Olympus and Panasonic might be cofounders of the Micro Four Thirds movement, but the companies appear to be taking different approaches toward 3D photography. While Panasonic offers a special 3D lens that contains two lenses, a newly discovered Olympus patent shows an even more novel approach: adding a second lens to a camera via its hot shoe. Simply stick the lens on and turn your camera sideways to transform it into a stereoscopic 3D camera!

(via Photo Rumors via PopPhoto)

Wiggle Stereoscopy 3D Video of Yo-Yo Tricks by Doctor Popular

Super nerd Doctor Popular recently did a wiggle stereoscopy experiment using two Flip video cameras and $10 in nuts and bolts, filming himself doing yo-yo tricks at AT&T Park in San Francisco. Wiggle stereoscopy is when images from two slightly offset points of view are quickly alternated, resulting in a 3D effect that does not require special glasses to view. A few months ago we shared the world’s first music video that utilized the technique.

Here’s a photograph showing the rig that was used to film this. The footage was combined afterward using Final Cut Pro’s Blink filter.

Be warned — some of you might find watching this kind of thing pretty nauseating.

(via Laughing Squid)

First 3D Camera-Shift Music Video

This music video for the song “Doubtful Comforts” by Blue Roses is the first music video to employ wiggle stereoscopy to create a 3D effect that does not require special glasses to view.
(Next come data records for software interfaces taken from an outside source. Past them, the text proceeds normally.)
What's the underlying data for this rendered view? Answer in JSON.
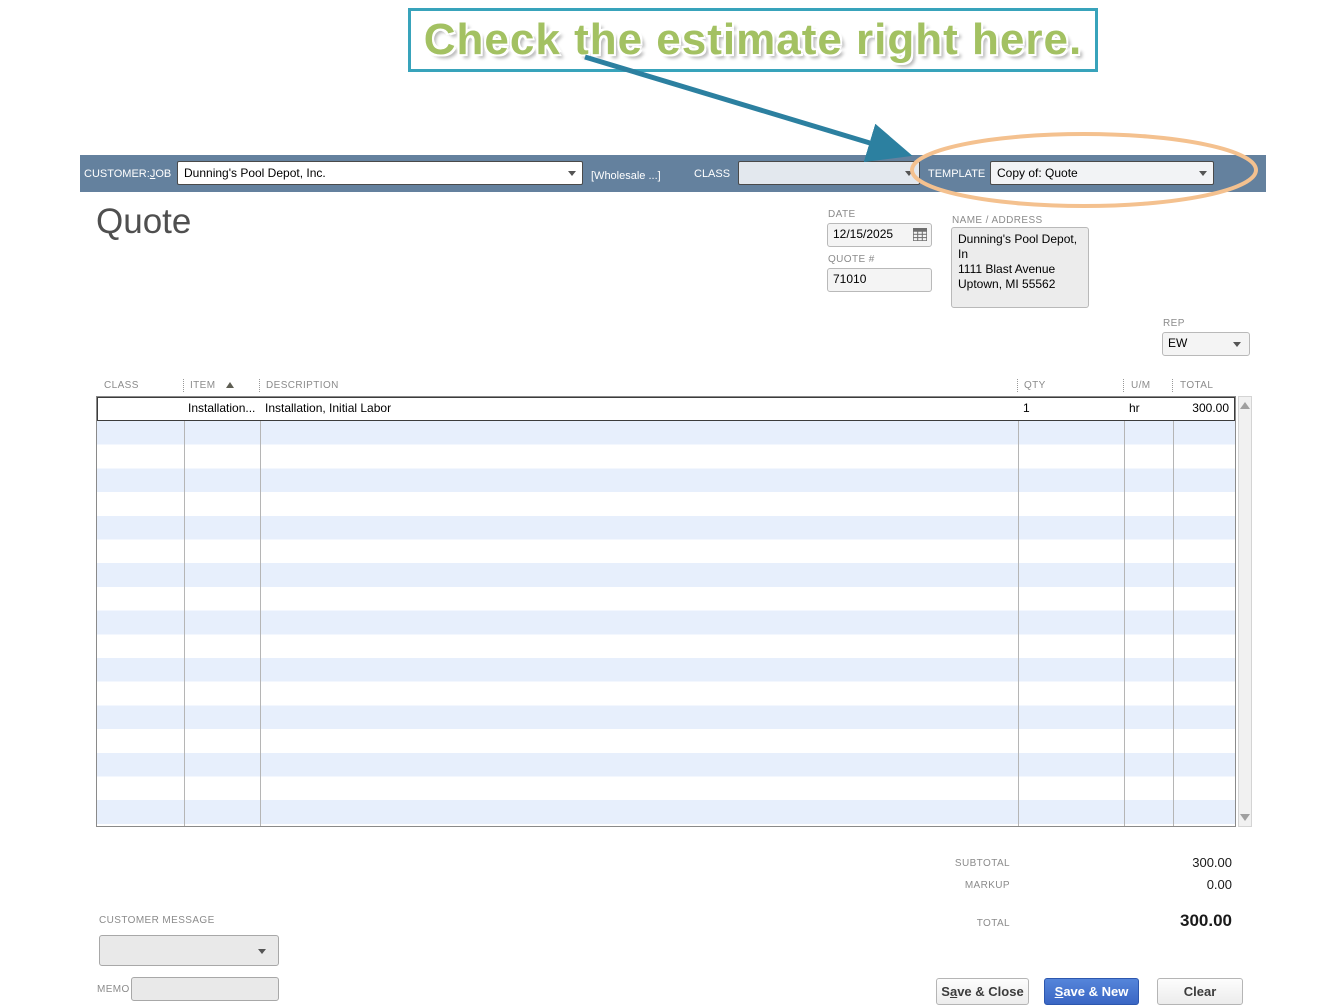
{
  "callout": {
    "text": "Check the estimate right here."
  },
  "topbar": {
    "customer_job_label_pre": "CUSTOMER:",
    "customer_job_label_mnemonic": "J",
    "customer_job_label_post": "OB",
    "customer_job_value": "Dunning's Pool Depot, Inc.",
    "wholesale_text": "[Wholesale ...]",
    "class_label": "CLASS",
    "class_value": "",
    "template_label": "TEMPLATE",
    "template_value": "Copy of: Quote"
  },
  "form": {
    "title": "Quote",
    "date_label": "DATE",
    "date_value": "12/15/2025",
    "quote_number_label": "QUOTE #",
    "quote_number_value": "71010",
    "name_address_label": "NAME / ADDRESS",
    "name_address_lines": [
      "Dunning's Pool Depot, In",
      "1111 Blast Avenue",
      "Uptown, MI 55562"
    ],
    "rep_label": "REP",
    "rep_value": "EW"
  },
  "table": {
    "columns": {
      "class": "CLASS",
      "item": "ITEM",
      "description": "DESCRIPTION",
      "qty": "QTY",
      "um": "U/M",
      "total": "TOTAL"
    },
    "rows": [
      {
        "class": "",
        "item": "Installation...",
        "description": "Installation, Initial Labor",
        "qty": "1",
        "um": "hr",
        "total": "300.00"
      }
    ]
  },
  "totals": {
    "subtotal_label": "SUBTOTAL",
    "subtotal_value": "300.00",
    "markup_label": "MARKUP",
    "markup_value": "0.00",
    "total_label": "TOTAL",
    "total_value": "300.00"
  },
  "footer": {
    "customer_message_label": "CUSTOMER MESSAGE",
    "customer_message_value": "",
    "memo_label": "MEMO",
    "memo_value": "",
    "save_close_pre": "S",
    "save_close_mnemonic": "a",
    "save_close_post": "ve & Close",
    "save_new_pre": "",
    "save_new_mnemonic": "S",
    "save_new_post": "ave & New",
    "clear_label": "Clear"
  },
  "colors": {
    "topbar_bg": "#64819e",
    "accent_teal": "#2c80a0",
    "callout_border_teal": "#38a3bb",
    "callout_green": "#a3c162",
    "annotation_orange": "#f4c18f",
    "stripe_blue": "#e7effc",
    "primary_button_blue": "#3a66c4"
  }
}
Rather than use special glasses to provide two perspectives, wiggle stereoscopy alternates quickly between two perspectives in the image or video itself. While it’s probably the simplest 3D technique, many of you might find it nauseating.

Creator Fabian Röttger, part of the duo A Nice Idea Every Day, writes on the Vimeo page:

we did this with a two hd-cam package handheld & mounted on a dolly rolling with 50p. too bad the whole thing was not as easy as it sounds and involved a lot of testing and post production…

Here’s a tip: rather than focusing on the details of each scene, try to identify the area that is shaking the least, focusing on it with your eyes, and relaxing your gaze. Think Magic Eye.

(via Laughing Squid)